■ ACTIVITY
Count the lines below that contain the word "selected" and give only the number.

***** THE DATA *****

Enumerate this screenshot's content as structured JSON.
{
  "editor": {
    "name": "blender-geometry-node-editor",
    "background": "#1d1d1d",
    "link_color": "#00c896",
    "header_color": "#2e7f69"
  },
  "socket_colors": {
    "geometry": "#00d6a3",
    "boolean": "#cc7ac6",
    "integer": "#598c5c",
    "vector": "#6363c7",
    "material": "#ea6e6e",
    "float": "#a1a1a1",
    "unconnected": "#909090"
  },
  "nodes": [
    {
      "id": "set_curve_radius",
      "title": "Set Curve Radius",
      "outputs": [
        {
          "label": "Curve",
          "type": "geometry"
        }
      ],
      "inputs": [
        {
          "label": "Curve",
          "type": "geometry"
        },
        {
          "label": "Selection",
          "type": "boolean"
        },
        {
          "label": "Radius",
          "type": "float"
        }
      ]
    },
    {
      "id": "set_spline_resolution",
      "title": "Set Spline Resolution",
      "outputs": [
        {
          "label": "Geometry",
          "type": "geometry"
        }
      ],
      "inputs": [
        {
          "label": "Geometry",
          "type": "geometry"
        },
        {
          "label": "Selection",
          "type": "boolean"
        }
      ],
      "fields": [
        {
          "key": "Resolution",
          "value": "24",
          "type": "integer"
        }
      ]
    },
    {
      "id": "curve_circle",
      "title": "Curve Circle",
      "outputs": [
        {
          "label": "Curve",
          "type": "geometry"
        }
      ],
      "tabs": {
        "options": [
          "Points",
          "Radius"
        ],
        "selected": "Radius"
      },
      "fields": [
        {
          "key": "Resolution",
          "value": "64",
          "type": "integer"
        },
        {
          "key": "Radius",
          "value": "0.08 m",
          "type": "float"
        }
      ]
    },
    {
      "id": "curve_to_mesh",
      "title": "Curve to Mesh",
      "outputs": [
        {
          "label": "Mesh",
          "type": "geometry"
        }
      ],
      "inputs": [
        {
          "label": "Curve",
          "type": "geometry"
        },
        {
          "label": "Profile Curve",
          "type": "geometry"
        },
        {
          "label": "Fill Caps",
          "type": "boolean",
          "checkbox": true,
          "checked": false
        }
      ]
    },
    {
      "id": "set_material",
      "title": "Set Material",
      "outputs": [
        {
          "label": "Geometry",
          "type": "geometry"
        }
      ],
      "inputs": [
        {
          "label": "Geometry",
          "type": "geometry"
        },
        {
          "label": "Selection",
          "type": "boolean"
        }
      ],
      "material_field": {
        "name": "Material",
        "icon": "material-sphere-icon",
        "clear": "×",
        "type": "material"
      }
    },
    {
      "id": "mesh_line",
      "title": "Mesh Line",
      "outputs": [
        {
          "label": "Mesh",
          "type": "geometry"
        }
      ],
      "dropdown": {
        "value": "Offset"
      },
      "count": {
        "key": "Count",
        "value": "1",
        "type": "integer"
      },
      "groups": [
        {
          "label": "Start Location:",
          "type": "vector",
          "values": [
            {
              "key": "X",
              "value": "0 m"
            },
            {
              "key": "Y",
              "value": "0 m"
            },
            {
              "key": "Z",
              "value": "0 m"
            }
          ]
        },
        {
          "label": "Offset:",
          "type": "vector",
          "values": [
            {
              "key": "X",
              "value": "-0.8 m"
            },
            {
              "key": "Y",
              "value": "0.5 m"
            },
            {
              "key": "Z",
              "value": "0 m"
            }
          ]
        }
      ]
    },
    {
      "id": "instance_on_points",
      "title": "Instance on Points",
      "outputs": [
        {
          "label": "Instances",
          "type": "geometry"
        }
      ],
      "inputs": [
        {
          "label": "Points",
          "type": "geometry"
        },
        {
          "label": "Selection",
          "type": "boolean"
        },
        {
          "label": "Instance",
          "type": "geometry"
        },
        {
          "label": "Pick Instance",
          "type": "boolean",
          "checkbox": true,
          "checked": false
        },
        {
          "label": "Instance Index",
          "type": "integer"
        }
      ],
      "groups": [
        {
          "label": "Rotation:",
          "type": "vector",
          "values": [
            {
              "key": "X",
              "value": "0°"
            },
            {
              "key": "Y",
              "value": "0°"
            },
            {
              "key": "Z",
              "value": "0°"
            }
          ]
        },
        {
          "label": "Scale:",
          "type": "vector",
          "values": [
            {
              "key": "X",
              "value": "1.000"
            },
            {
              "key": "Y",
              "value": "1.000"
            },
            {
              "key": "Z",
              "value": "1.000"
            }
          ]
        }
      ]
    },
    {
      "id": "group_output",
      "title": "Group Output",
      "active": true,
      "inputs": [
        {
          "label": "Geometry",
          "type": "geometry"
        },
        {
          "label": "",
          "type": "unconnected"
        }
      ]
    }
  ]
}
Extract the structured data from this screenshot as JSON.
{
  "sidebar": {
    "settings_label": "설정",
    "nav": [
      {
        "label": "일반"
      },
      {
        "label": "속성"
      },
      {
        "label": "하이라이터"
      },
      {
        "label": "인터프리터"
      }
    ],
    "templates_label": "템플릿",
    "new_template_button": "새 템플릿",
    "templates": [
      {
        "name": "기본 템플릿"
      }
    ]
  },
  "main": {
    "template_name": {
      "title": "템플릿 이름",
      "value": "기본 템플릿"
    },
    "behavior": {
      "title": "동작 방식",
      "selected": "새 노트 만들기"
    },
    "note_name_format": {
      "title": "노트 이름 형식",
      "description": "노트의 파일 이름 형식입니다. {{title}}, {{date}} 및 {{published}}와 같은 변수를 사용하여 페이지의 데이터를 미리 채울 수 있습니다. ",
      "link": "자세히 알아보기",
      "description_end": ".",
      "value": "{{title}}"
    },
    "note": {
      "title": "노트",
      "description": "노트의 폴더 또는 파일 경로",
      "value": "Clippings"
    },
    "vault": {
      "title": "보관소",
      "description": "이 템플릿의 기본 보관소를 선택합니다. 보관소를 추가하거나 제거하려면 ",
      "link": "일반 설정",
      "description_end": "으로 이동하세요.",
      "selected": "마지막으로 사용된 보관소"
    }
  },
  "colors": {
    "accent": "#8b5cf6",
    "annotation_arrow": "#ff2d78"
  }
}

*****

■ SOLUTION TO THE PROBLEM
3